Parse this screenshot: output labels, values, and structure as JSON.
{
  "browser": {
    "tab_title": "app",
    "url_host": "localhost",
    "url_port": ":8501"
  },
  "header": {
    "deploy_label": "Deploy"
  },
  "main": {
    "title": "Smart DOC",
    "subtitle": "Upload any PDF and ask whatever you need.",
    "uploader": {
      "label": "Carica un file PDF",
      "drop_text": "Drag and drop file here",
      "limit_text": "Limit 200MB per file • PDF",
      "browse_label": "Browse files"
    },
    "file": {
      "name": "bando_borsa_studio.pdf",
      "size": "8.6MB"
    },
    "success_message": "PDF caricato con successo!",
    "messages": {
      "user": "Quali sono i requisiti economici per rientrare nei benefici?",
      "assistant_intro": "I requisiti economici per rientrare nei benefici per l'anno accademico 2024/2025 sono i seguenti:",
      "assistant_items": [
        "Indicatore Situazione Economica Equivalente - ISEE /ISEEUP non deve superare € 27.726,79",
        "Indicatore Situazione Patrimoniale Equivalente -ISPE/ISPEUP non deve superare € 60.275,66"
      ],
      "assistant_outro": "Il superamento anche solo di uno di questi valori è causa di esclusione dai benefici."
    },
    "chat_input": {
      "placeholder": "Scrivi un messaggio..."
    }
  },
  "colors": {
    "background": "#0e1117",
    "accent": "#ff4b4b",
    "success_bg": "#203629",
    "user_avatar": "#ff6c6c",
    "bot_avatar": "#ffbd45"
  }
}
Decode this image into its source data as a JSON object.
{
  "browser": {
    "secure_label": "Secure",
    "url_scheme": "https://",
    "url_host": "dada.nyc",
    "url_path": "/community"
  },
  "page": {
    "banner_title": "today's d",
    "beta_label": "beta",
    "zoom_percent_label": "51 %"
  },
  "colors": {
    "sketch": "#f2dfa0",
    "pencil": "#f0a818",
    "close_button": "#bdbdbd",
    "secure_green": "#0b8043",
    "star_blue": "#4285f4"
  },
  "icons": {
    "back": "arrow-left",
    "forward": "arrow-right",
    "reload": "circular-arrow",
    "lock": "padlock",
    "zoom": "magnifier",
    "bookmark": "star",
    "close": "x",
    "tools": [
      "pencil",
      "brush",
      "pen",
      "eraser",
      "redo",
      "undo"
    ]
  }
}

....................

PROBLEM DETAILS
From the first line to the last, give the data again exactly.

RESPONSE AREA
Parse this screenshot: output labels, values, and structure as JSON.
{
  "browser": {
    "tab_title": "app",
    "url_host": "localhost",
    "url_port": ":8501"
  },
  "header": {
    "deploy_label": "Deploy"
  },
  "main": {
    "title": "Smart DOC",
    "subtitle": "Upload any PDF and ask whatever you need.",
    "uploader": {
      "label": "Carica un file PDF",
      "drop_text": "Drag and drop file here",
      "limit_text": "Limit 200MB per file • PDF",
      "browse_label": "Browse files"
    },
    "file": {
      "name": "bando_borsa_studio.pdf",
      "size": "8.6MB"
    },
    "success_message": "PDF caricato con successo!",
    "messages": {
      "user": "Quali sono i requisiti economici per rientrare nei benefici?",
      "assistant_intro": "I requisiti economici per rientrare nei benefici per l'anno accademico 2024/2025 sono i seguenti:",
      "assistant_items": [
        "Indicatore Situazione Economica Equivalente - ISEE /ISEEUP non deve superare € 27.726,79",
        "Indicatore Situazione Patrimoniale Equivalente -ISPE/ISPEUP non deve superare € 60.275,66"
      ],
      "assistant_outro": "Il superamento anche solo di uno di questi valori è causa di esclusione dai benefici."
    },
    "chat_input": {
      "placeholder": "Scrivi un messaggio..."
    }
  },
  "colors": {
    "background": "#0e1117",
    "accent": "#ff4b4b",
    "success_bg": "#203629",
    "user_avatar": "#ff6c6c",
    "bot_avatar": "#ffbd45"
  }
}
Decode this image into its source data as a JSON object.
{
  "browser": {
    "secure_label": "Secure",
    "url_scheme": "https://",
    "url_host": "dada.nyc",
    "url_path": "/community"
  },
  "page": {
    "banner_title": "today's d",
    "beta_label": "beta",
    "zoom_percent_label": "51 %"
  },
  "colors": {
    "sketch": "#f2dfa0",
    "pencil": "#f0a818",
    "close_button": "#bdbdbd",
    "secure_green": "#0b8043",
    "star_blue": "#4285f4"
  },
  "icons": {
    "back": "arrow-left",
    "forward": "arrow-right",
    "reload": "circular-arrow",
    "lock": "padlock",
    "zoom": "magnifier",
    "bookmark": "star",
    "close": "x",
    "tools": [
      "pencil",
      "brush",
      "pen",
      "eraser",
      "redo",
      "undo"
    ]
  }
}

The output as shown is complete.